From Reuters-- Employees of Boston-based Fidelity have sued the financial services giant alleging that it loaded their $15 billion retirement plan with the company’s own mutual funds, saddling it with excessive fees and poor returns.
Filed on Wednesday in Boston federal court, the proposed class action said Fidelity’s alleged mismanagement cost participants in the 401(k) plan more than $100 million a year in returns, compared to returns of comparable plans.
The lawsuit calls out Fidelity for not adequately investigating non-mutual fund alternatives such as collective trusts and separate accounts, pointing out that the firm offers its institutional clients collective trust and separate account products that are similar or identical to mutual funds in the plan.
“Had an adequate investigation occurred, the fiduciary defendants would have switched the plan’s investments to such vehicles in light of the enormous cost savings as well as the lack of benefit from the mutual fund structure,” the complaint says.
The defendants are also accused of failing to adequately investigate the availability of lower-cost share classes of several of the mutual funds in the plan. Specifically, the plaintiffs say the defendants in some cases failed to use lower-cost K shares of the Fidelity-branded funds and failed to use lower-cost Z shares of the Fidelity Advisor-branded funds.
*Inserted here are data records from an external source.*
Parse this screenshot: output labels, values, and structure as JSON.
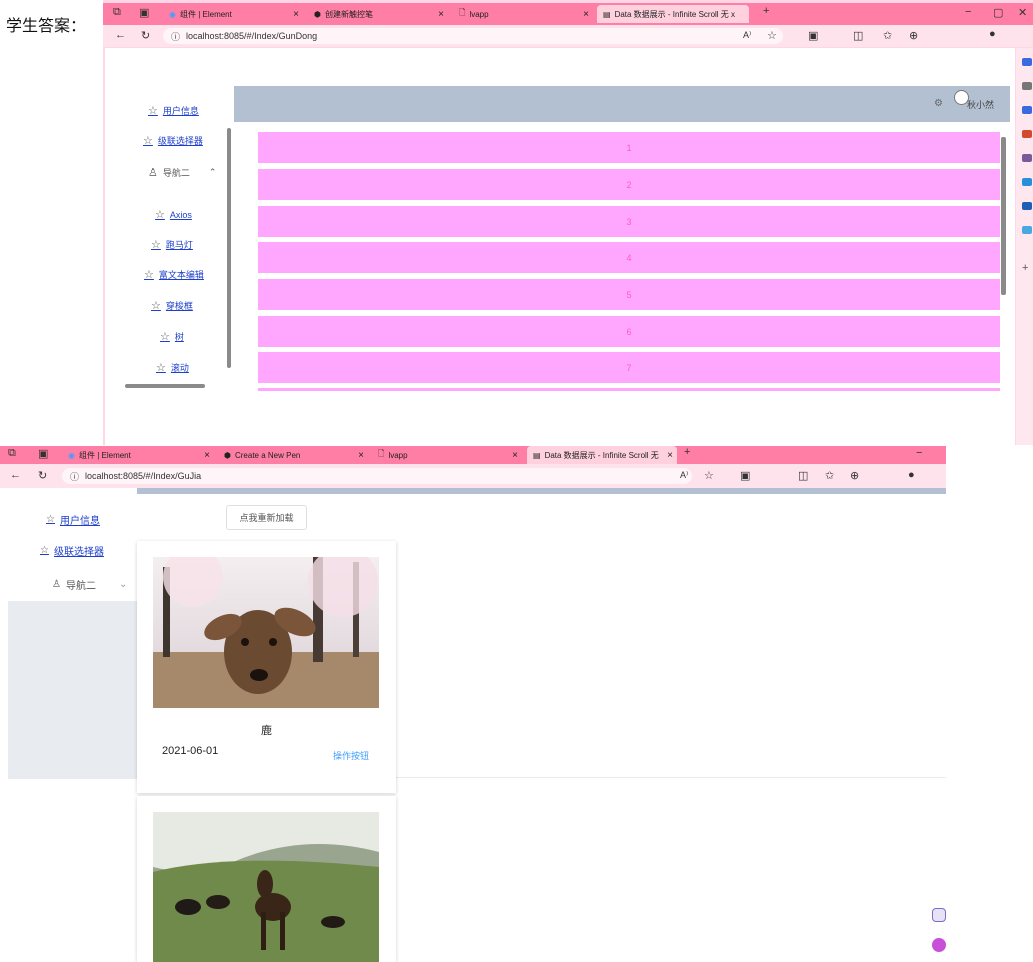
{
  "heading": "学生答案：",
  "win1": {
    "tabs": [
      "组件 | Element",
      "创建新触控笔",
      "lvapp",
      "Data 数据展示 - Infinite Scroll 无 x"
    ],
    "url": "localhost:8085/#/Index/GunDong",
    "header_user": "秋小然",
    "sidebar": {
      "items": [
        "用户信息",
        "级联选择器"
      ],
      "nav2": "导航二",
      "sub": [
        "Axios",
        "跑马灯",
        "富文本编辑",
        "穿梭框",
        "树",
        "滚动"
      ]
    },
    "list": [
      "1",
      "2",
      "3",
      "4",
      "5",
      "6",
      "7"
    ]
  },
  "win2": {
    "tabs": [
      "组件 | Element",
      "Create a New Pen",
      "lvapp",
      "Data 数据展示 - Infinite Scroll 无"
    ],
    "url": "localhost:8085/#/Index/GuJia",
    "sidebar": {
      "items": [
        "用户信息",
        "级联选择器"
      ],
      "nav2": "导航二"
    },
    "reload_button": "点我重新加载",
    "cards": [
      {
        "title": "鹿",
        "date": "2021-06-01",
        "action": "操作按钮"
      }
    ]
  }
}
For example, the complaint says, the plan used the standard no-load version of the Fidelity Emerging Markets fund, with expenses of 0.96% per year, even though K shares of the Fidelity Emerging Markets fund would have cost participants only 0.81% per year.